Another paper (not on the web) by one of the two authors is a more formal appraisal of supporting these long duration missions. The short summary: save everything, from engineering notebooks to all product documentation. Be wary of binary file formats (.txt is best). The most thought-provoking comment in the paper is “ask yourself, in 10 years, when I’m called out of retirement to fix this system, what will I wish I had saved?”


Robert Japenga had this to say about my pushing the use of a VCS:
“As much as I believe in version control, I have seen too much code lost in obsolete version control systems. Our company works with systems that still have running code that I wrote in 1975. And they are still maintained. We make changes to these systems. But at this one customer, there is a ton of code that is stuck on mag tapes readable only by Vax's and their version control. When Y2K hit, we couldn't find a way to extract most of the source code for most of those systems.

“Our own version control system is simple, straightforward and DOES NOT touch the format of the source code. It does what it needs to do and nothing more. 30 years later, when the IT group has forgotten to port or cannot port the VCS to the new HW and OS - what do you do? Can you convince management to convert? I favor VCS as long as it DOES NOT change the basic format of the code.”

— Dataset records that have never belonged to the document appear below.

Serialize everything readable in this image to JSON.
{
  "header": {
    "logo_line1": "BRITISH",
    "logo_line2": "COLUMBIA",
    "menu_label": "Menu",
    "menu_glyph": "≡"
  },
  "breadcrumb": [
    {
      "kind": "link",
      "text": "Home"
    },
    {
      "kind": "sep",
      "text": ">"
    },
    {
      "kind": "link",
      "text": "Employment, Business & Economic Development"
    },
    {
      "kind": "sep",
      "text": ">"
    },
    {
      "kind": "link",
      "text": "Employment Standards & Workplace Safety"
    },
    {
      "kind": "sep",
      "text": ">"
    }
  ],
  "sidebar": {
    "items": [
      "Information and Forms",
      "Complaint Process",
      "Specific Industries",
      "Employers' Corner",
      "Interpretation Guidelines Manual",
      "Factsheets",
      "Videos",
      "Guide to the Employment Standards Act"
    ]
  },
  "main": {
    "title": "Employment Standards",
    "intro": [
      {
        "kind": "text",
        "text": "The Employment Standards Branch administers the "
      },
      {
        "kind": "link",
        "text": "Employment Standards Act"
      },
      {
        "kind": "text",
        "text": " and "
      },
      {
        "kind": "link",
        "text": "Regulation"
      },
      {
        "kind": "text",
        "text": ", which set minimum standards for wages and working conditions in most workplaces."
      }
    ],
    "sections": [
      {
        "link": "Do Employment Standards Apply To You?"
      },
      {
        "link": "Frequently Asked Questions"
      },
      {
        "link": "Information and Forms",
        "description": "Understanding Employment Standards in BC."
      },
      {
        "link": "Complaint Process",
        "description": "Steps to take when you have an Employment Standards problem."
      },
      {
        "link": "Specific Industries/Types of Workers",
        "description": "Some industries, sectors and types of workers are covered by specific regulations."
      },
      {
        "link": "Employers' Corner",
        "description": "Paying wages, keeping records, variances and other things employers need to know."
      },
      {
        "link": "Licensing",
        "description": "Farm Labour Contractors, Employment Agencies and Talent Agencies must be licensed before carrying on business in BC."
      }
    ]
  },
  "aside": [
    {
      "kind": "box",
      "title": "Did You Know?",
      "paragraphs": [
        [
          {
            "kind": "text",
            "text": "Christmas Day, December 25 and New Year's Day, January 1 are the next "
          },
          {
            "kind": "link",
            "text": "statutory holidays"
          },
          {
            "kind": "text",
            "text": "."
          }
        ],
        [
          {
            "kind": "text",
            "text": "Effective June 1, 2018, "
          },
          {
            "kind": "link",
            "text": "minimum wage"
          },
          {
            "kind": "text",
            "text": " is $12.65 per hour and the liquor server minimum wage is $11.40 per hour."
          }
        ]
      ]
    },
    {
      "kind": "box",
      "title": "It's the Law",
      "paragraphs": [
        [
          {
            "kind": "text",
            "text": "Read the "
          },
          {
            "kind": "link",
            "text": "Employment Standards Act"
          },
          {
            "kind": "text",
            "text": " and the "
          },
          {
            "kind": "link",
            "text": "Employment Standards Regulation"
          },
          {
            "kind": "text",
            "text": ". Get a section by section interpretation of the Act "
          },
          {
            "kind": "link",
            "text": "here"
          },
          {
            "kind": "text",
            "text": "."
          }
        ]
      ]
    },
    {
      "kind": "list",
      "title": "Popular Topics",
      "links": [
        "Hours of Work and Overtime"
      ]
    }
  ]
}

Jaime H. Chavez wrote:
”Being in field applications with customers and in my own development experience with IBM and Lucent over the last fourteen years, I have experienced headaches not only with the obsoleted software, but differences in functionality of tools as newer versions are released both in hardware and software. We're always scurrying for older versions of compilers, for example, and occasionally get requests for resurrecting and supporting old hardware. It almost leads me to believe that designing more generic hardware (less likely to become obsolete or easier to re-create/build) and use more of software to create features might be desirable for the long-term. In this manner, the active version control system can archive both the "soft-hardware" and software required for the project. Recommendations to archive ALL software required for build follow suit. All software would not only include the project source code, but, potentially, the development environment, compiler, etc as well as the "soft-hardware", if separate from the IDE.”


John Neubert hit on some toolchain issues that have always irked me:
”I am a Sr. embedded engineer for a large medical instrumentation firm. Since medical instrumentation must go through all the rigors of the FDA, we are required to be able to build ANY fielded version of any code at any time during the entire life of the instrument. This illustrates perfectly the need to maintain the toolchain. We have done everything you listed, from storing CDs to storing away entire development systems.

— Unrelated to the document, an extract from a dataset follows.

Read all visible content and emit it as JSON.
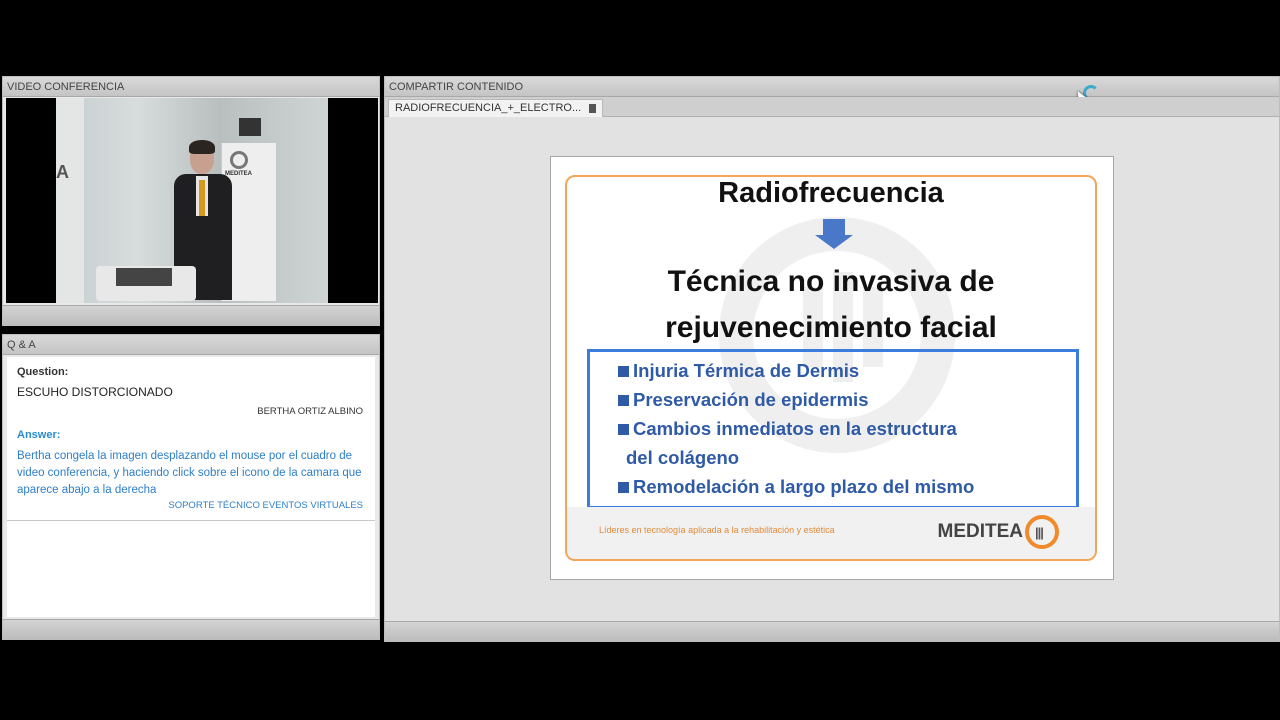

”I would like to bring to light a trend in the IDE suppliers’ world which is making the maintenance of the toolchain much more difficult if not impossible. One example (and one very near to me right now) is Metrowerks. They offer two licensing options - node locked (to your NIC or hard drive), or networked. Networked licensing is a problem for embedded development because the embedded hardware may not always be near a network connection. I have mostly opted for the node locked flavor; however, this also has huge problems. First, I have had a hard drive crash, and needed to contact the vendor for a new license, I have upgraded to a new PC - same thing. And 10 years from now when I need to prove to the FDA that I can build version 1.0.0, do you think that there is any chance at all that I will be able to get a license file that will let me run? I certainly doubt it. I have asked for dongle license support but have gotten no response. And then there is the case where I move on to a new project using a different micro, and another engineer is designing with the chip that I have the IDE locked to my machine, now we have to again contact Metrowerks to get the license transferred.

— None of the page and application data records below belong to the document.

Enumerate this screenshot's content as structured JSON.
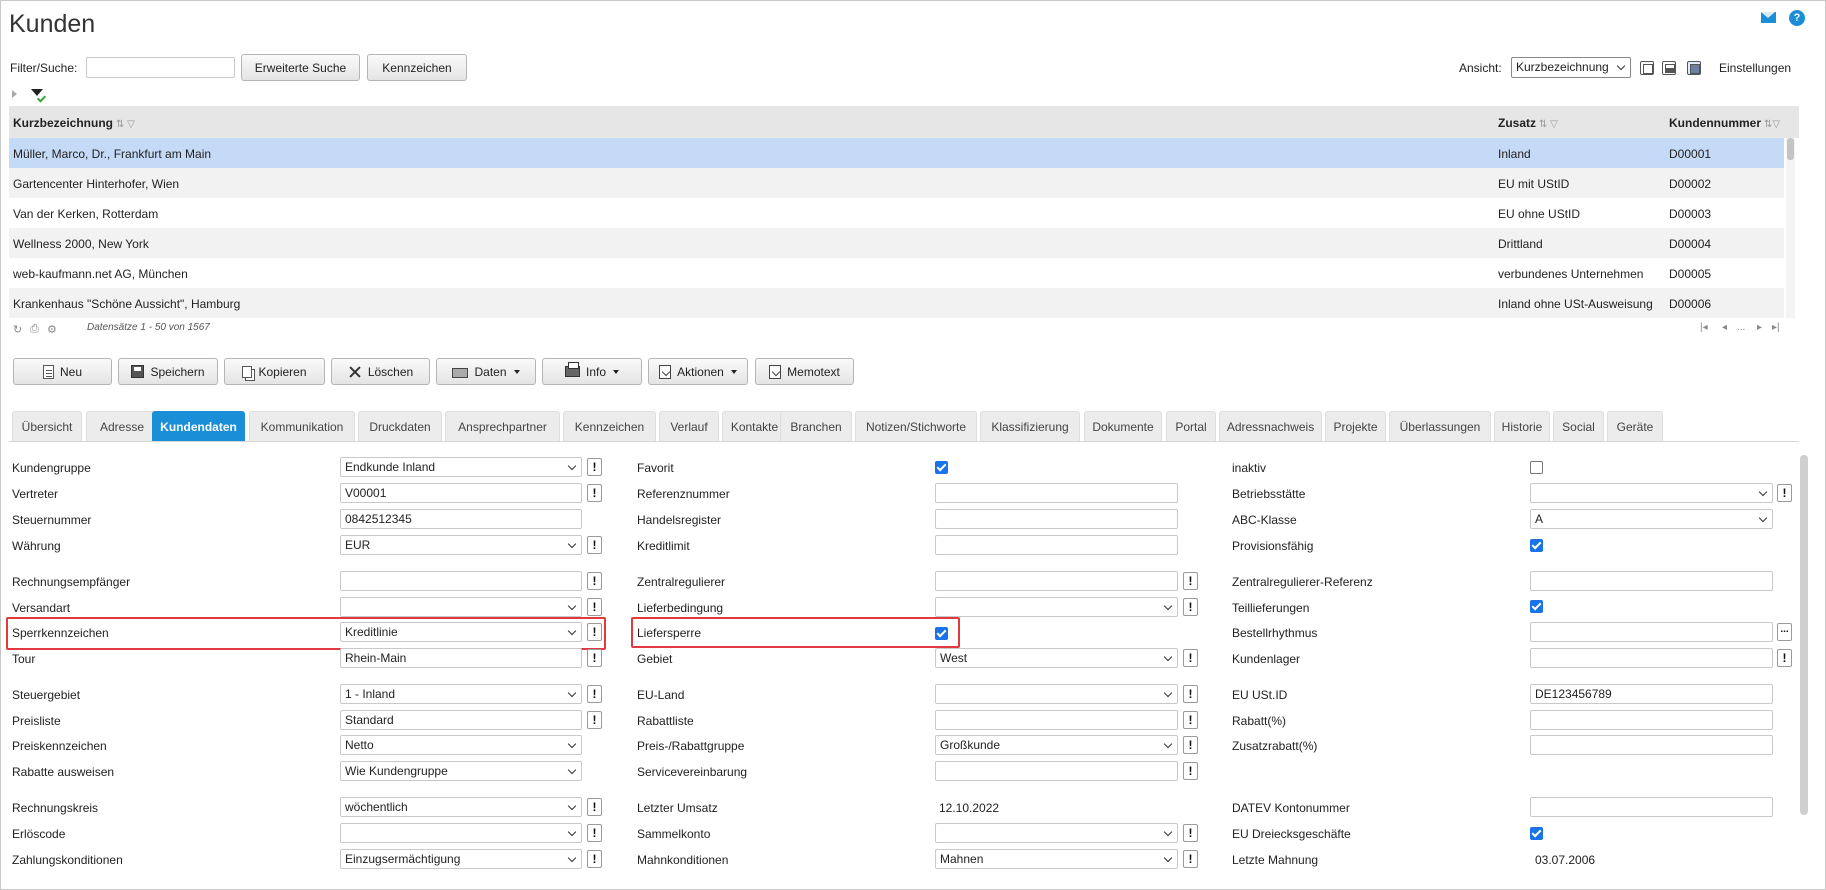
{
  "page": {
    "title": "Kunden"
  },
  "toolbar": {
    "filter_label": "Filter/Suche:",
    "filter_value": "",
    "extended_search": "Erweiterte Suche",
    "marks": "Kennzeichen",
    "view_label": "Ansicht:",
    "view_value": "Kurzbezeichnung",
    "settings": "Einstellungen"
  },
  "grid": {
    "columns": [
      "Kurzbezeichnung",
      "Zusatz",
      "Kundennummer"
    ],
    "rows": [
      [
        "Müller, Marco, Dr., Frankfurt am Main",
        "Inland",
        "D00001"
      ],
      [
        "Gartencenter Hinterhofer, Wien",
        "EU mit UStID",
        "D00002"
      ],
      [
        "Van der Kerken, Rotterdam",
        "EU ohne UStID",
        "D00003"
      ],
      [
        "Wellness 2000, New York",
        "Drittland",
        "D00004"
      ],
      [
        "web-kaufmann.net AG, München",
        "verbundenes Unternehmen",
        "D00005"
      ],
      [
        "Krankenhaus \"Schöne Aussicht\", Hamburg",
        "Inland ohne USt-Ausweisung",
        "D00006"
      ]
    ],
    "record_info": "Datensätze 1 - 50 von 1567",
    "pager_ellipsis": "..."
  },
  "actions": {
    "new": "Neu",
    "save": "Speichern",
    "copy": "Kopieren",
    "delete": "Löschen",
    "data": "Daten",
    "info": "Info",
    "actions": "Aktionen",
    "memo": "Memotext"
  },
  "tabs": [
    "Übersicht",
    "Adresse",
    "Kundendaten",
    "Kommunikation",
    "Druckdaten",
    "Ansprechpartner",
    "Kennzeichen",
    "Verlauf",
    "Kontakte",
    "Branchen",
    "Notizen/Stichworte",
    "Klassifizierung",
    "Dokumente",
    "Portal",
    "Adressnachweis",
    "Projekte",
    "Überlassungen",
    "Historie",
    "Social",
    "Geräte"
  ],
  "active_tab": "Kundendaten",
  "form": {
    "col1": {
      "kundengruppe": {
        "label": "Kundengruppe",
        "value": "Endkunde Inland"
      },
      "vertreter": {
        "label": "Vertreter",
        "value": "V00001"
      },
      "steuernummer": {
        "label": "Steuernummer",
        "value": "0842512345"
      },
      "waehrung": {
        "label": "Währung",
        "value": "EUR"
      },
      "rechnungsempfaenger": {
        "label": "Rechnungsempfänger",
        "value": ""
      },
      "versandart": {
        "label": "Versandart",
        "value": ""
      },
      "sperrkennzeichen": {
        "label": "Sperrkennzeichen",
        "value": "Kreditlinie"
      },
      "tour": {
        "label": "Tour",
        "value": "Rhein-Main"
      },
      "steuergebiet": {
        "label": "Steuergebiet",
        "value": "1 - Inland"
      },
      "preisliste": {
        "label": "Preisliste",
        "value": "Standard"
      },
      "preiskennzeichen": {
        "label": "Preiskennzeichen",
        "value": "Netto"
      },
      "rabatte": {
        "label": "Rabatte ausweisen",
        "value": "Wie Kundengruppe"
      },
      "rechnungskreis": {
        "label": "Rechnungskreis",
        "value": "wöchentlich"
      },
      "erloescode": {
        "label": "Erlöscode",
        "value": ""
      },
      "zahlungskonditionen": {
        "label": "Zahlungskonditionen",
        "value": "Einzugsermächtigung"
      }
    },
    "col2": {
      "favorit": {
        "label": "Favorit",
        "checked": true
      },
      "referenznummer": {
        "label": "Referenznummer",
        "value": ""
      },
      "handelsregister": {
        "label": "Handelsregister",
        "value": ""
      },
      "kreditlimit": {
        "label": "Kreditlimit",
        "value": ""
      },
      "zentralregulierer": {
        "label": "Zentralregulierer",
        "value": ""
      },
      "lieferbedingung": {
        "label": "Lieferbedingung",
        "value": ""
      },
      "liefersperre": {
        "label": "Liefersperre",
        "checked": true
      },
      "gebiet": {
        "label": "Gebiet",
        "value": "West"
      },
      "eu_land": {
        "label": "EU-Land",
        "value": ""
      },
      "rabattliste": {
        "label": "Rabattliste",
        "value": ""
      },
      "preis_rabattgruppe": {
        "label": "Preis-/Rabattgruppe",
        "value": "Großkunde"
      },
      "servicevereinbarung": {
        "label": "Servicevereinbarung",
        "value": ""
      },
      "letzter_umsatz": {
        "label": "Letzter Umsatz",
        "value": "12.10.2022"
      },
      "sammelkonto": {
        "label": "Sammelkonto",
        "value": ""
      },
      "mahnkonditionen": {
        "label": "Mahnkonditionen",
        "value": "Mahnen"
      }
    },
    "col3": {
      "inaktiv": {
        "label": "inaktiv",
        "checked": false
      },
      "betriebsstaette": {
        "label": "Betriebsstätte",
        "value": ""
      },
      "abc_klasse": {
        "label": "ABC-Klasse",
        "value": "A"
      },
      "provisionsfaehig": {
        "label": "Provisionsfähig",
        "checked": true
      },
      "zentralregulierer_ref": {
        "label": "Zentralregulierer-Referenz",
        "value": ""
      },
      "teillieferungen": {
        "label": "Teillieferungen",
        "checked": true
      },
      "bestellrhythmus": {
        "label": "Bestellrhythmus",
        "value": ""
      },
      "kundenlager": {
        "label": "Kundenlager",
        "value": ""
      },
      "eu_ustid": {
        "label": "EU USt.ID",
        "value": "DE123456789"
      },
      "rabatt": {
        "label": "Rabatt(%)",
        "value": ""
      },
      "zusatzrabatt": {
        "label": "Zusatzrabatt(%)",
        "value": ""
      },
      "datev": {
        "label": "DATEV Kontonummer",
        "value": ""
      },
      "eu_dreieck": {
        "label": "EU Dreiecksgeschäfte",
        "checked": true
      },
      "letzte_mahnung": {
        "label": "Letzte Mahnung",
        "value": "03.07.2006"
      }
    }
  },
  "icons": [
    "mail-icon",
    "help-icon",
    "filter-icon",
    "refresh-icon",
    "print-icon",
    "settings-icon"
  ],
  "colors": {
    "accent": "#1a8fd8",
    "selected_row": "#c5daf6",
    "highlight_box": "#e0393e",
    "checkbox": "#1a73e8"
  }
}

”Furthermore, I should be able to load the program on as many machines as I like, as long as only one is in use at any time. I should be able to have it on my desktop for most of my development, and on a laptop for those field debug sessions.

”I certainly understand the need for the IDE folks to get paid for all their hard work, but I don't think that there is a large group of folks who would steal the IDE for the DSP56F807.

”I am not certain what the ultimate solution is, maybe your readers have other ideas, and maybe if enough folks complain about this push to node lock everything, industry will find a new way.

”Unfortunately, I just bought a new laptop, and now I get to transfer the 11 node locked licenses to the new machine - each transfer requiring me to contact the vendor in order to get a program that I own to work on my machine.”

He also noted that Orcad, Protel and others switched to a less restrictive licensing arrangement without apparent impact on their sales.


Bill Gatliff, well known GNU/Linux advocate for the embedded world, weighed in with a comment that the use of open source tools will increase long-term system maintainability. Clearly it solves the licensing problem. We corresponded a bit – here’s some of our dialog:

Jack: “Will Linux 5.0 be anything like the current distribution? I'm wondering how much that product will evolve. We know Windows-of-the-future will be totally unlike Windows-today. Do you think future Linux will be more or less static?”

Bill: “Linux definitely won't be static. But it's based on a very mature API, so programs will probably run for a long time.”

”A widespread change in Linux that breaks tools isn't unprecedented. A recent change affected how shared libraries worked, and a lot of programs had to be recompiled/relinked to work right in the new OS (the change was in a critical runtime library, not the Linux kernel). Ditto for gcc's latest support of c++, which changed the ABI used by the compiler.

”That's where companies like Red Hat come in. You never saw the change with them; their Red Hat Linux 8 was based on the "old" way, and they rolled all the changes up into their Red Hat Linux 9 product. Same user functionality, very different "under the hood".

”In all these cases, users weren't forced to switch to the new environment, and many of them probably haven't. Having the source code and redistribution rights for _everything_ means you're in the driver's seat all the time!”

Jack: “I know you're thinking that saving the source means you can rebuild an old Linux, but that's sort of true even of a proprietary OS: save the binaries.”

Bill: “No, it isn't at all.

”A binary gets irreparably broken if the hardware or ABI it depends on changes. Source code can get fixed. I could run the GNU compiler on my PDA today (yep, done it!), for example, so I can only hope that today's PC architecture goes away as quickly as possible to remove the limitations of its legacy design. I wouldn't dare wish that on someone that depends on Win32 and a binary-only environment!

”If a distributor of a binary-only product goes away, users are left with "abandonware". If Linus or anyone else in the Free Software community gets hit by a truck, I pull out my CD and pick up where they left off. Huge, HUGE difference!”

Jack: “Philosophically, an environment designed to be stable over decades does solve a lot of problems. But I’m not sure if anything in this insane field can resist market pressures to "improve".”

Bill: “Stability creates problems, too. Look at just how messed up the PC hardware architecture is! With open platforms and Free software, the system evolves as its users see the need, because they aren't dependent on the attentions of Microsoft and Intel to do the "heavy lifting" for them!”


Chris Pitcher made a final comment that appealed to me. Old tools do go bad, capacitors fail, and tapes become unreadable. Chris said “All tools lose their edge when not in use. The longer you leave them on the
shelf, the duller their edge.”

Amen to that!


Jobs


Joke for the Week


Lazza wrote regarding a use for the Write Only Memory (data sheet at http://www.ganssle.com/misc/wom.html): It is the ultimate device for copy protection. The RIAA and MPAA will love it!